A posthumous memoir by Martin Luther King Jr.’s widow, told via a journalist, minister, and longtime friend.
In an afterward, Reynolds, a journalist and friend to Coretta Scott King (1927-2006) and a former USA Today editorial board member, offers the “making of her memoir,” which required many recorded interviews since her first article about King for the Chicago Tribune in 1975, with their formal contract signed in 1997. Overall, the tone is as gracious, elegant, and soft-spoken as the legendary Southern lady and concert singer, who was born in the deeply segregated town of Heiberger, Alabama, where her black family was regularly terrorized by whites, including the burning of her house when she was 15 years old. Resilient and fearless due to the example of her harassed father, King was inculcated in the Mount Tabor AME Zion church, where her grandfathers were leaders. Attending the Lincoln missionary school, she found her “escape route” from the South in multicultural Antioch College (Ohio), then followed her passion for classical music to the New England Conservatory, in Boston, where she met the “too short” and unprepossessing minister from Atlanta, MLK Jr. Coretta wanted to be a concert singer and live comfortably in the North, while Martin wanted her to be his wife and have children and move to Montgomery to fight desegregation with nonviolence. Eventually, she came around to embrace his ideals. While her memoir is very much her own journey, it is also about her collaboration with her husband, and she insists they both had a calling by God: “God appeared to have appointed Martin and me…to become the messengers.” The author does not countenance rumors that her husband was unfaithful, insisting that the FBI planted evidence as a smear campaign.
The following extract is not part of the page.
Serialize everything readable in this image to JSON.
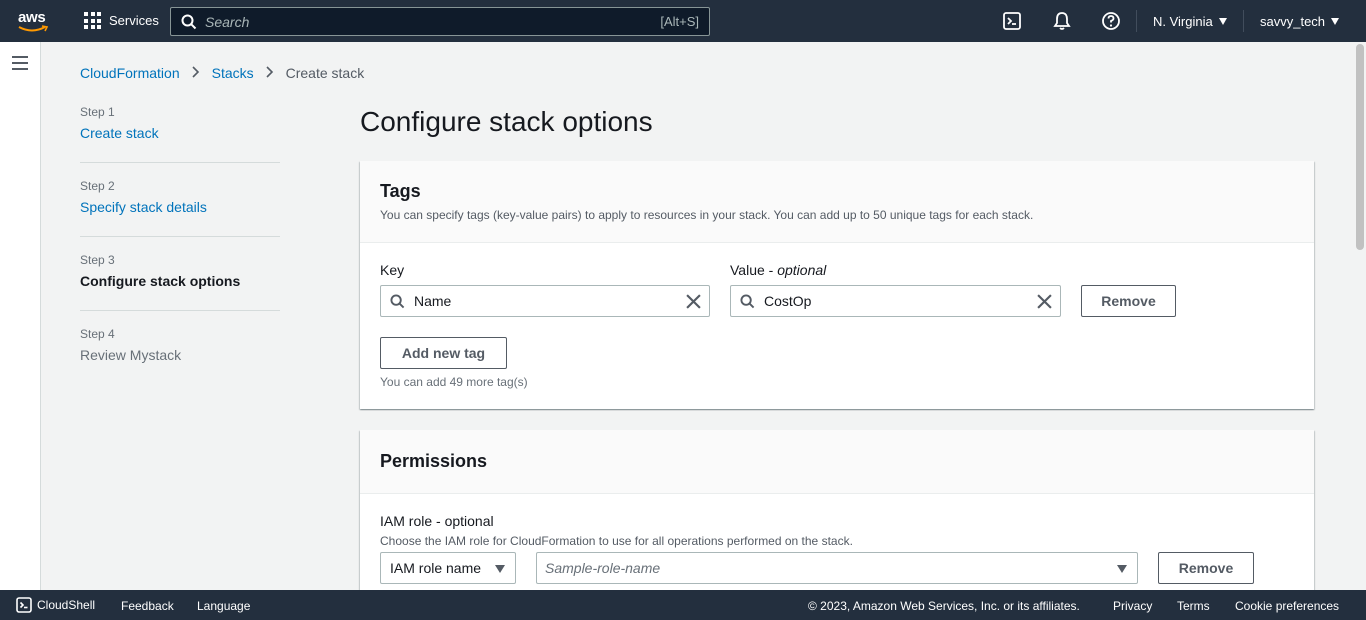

In the end, her four children and her “fifth child,” the Martin Luther King Jr. Center for Nonviolent Social Change, in Atlanta, remain her greatest legacies.
A touching memoir from an important figure in the civil rights movement.